Task details: Extract the full set of records that follows, word for word.

Dataset rows for apps and sites:
--

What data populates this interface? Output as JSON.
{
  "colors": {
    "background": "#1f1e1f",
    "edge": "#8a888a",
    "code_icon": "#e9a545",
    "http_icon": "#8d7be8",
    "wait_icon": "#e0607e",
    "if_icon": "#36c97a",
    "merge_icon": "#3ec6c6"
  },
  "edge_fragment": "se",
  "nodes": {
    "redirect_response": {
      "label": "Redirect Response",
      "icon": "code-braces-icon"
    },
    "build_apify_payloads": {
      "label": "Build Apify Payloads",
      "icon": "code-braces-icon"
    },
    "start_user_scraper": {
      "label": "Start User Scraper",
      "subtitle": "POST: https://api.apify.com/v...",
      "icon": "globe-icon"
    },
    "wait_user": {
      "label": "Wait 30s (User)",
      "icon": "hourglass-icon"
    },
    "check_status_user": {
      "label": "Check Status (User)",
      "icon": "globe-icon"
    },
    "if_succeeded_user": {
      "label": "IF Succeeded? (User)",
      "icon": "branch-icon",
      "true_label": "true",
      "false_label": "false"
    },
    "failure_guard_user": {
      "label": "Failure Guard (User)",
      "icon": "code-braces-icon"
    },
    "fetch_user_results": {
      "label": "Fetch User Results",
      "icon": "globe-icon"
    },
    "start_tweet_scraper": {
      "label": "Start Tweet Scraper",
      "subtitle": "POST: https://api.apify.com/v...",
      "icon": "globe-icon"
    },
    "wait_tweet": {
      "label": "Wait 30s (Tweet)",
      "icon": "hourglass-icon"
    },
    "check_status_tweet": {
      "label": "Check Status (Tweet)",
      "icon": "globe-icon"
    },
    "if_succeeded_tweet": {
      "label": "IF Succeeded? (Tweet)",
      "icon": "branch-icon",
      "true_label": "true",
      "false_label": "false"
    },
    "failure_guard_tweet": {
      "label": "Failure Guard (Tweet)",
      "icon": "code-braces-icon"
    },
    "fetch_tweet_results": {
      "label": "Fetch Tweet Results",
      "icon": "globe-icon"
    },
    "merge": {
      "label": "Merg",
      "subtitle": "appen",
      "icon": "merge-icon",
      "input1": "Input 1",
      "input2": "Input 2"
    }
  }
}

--

Exercise result:
What data populates this interface? Output as JSON.
{
  "colors": {
    "background": "#1f1e1f",
    "edge": "#8a888a",
    "code_icon": "#e9a545",
    "http_icon": "#8d7be8",
    "wait_icon": "#e0607e",
    "if_icon": "#36c97a",
    "merge_icon": "#3ec6c6"
  },
  "edge_fragment": "se",
  "nodes": {
    "redirect_response": {
      "label": "Redirect Response",
      "icon": "code-braces-icon"
    },
    "build_apify_payloads": {
      "label": "Build Apify Payloads",
      "icon": "code-braces-icon"
    },
    "start_user_scraper": {
      "label": "Start User Scraper",
      "subtitle": "POST: https://api.apify.com/v...",
      "icon": "globe-icon"
    },
    "wait_user": {
      "label": "Wait 30s (User)",
      "icon": "hourglass-icon"
    },
    "check_status_user": {
      "label": "Check Status (User)",
      "icon": "globe-icon"
    },
    "if_succeeded_user": {
      "label": "IF Succeeded? (User)",
      "icon": "branch-icon",
      "true_label": "true",
      "false_label": "false"
    },
    "failure_guard_user": {
      "label": "Failure Guard (User)",
      "icon": "code-braces-icon"
    },
    "fetch_user_results": {
      "label": "Fetch User Results",
      "icon": "globe-icon"
    },
    "start_tweet_scraper": {
      "label": "Start Tweet Scraper",
      "subtitle": "POST: https://api.apify.com/v...",
      "icon": "globe-icon"
    },
    "wait_tweet": {
      "label": "Wait 30s (Tweet)",
      "icon": "hourglass-icon"
    },
    "check_status_tweet": {
      "label": "Check Status (Tweet)",
      "icon": "globe-icon"
    },
    "if_succeeded_tweet": {
      "label": "IF Succeeded? (Tweet)",
      "icon": "branch-icon",
      "true_label": "true",
      "false_label": "false"
    },
    "failure_guard_tweet": {
      "label": "Failure Guard (Tweet)",
      "icon": "code-braces-icon"
    },
    "fetch_tweet_results": {
      "label": "Fetch Tweet Results",
      "icon": "globe-icon"
    },
    "merge": {
      "label": "Merg",
      "subtitle": "appen",
      "icon": "merge-icon",
      "input1": "Input 1",
      "input2": "Input 2"
    }
  }
}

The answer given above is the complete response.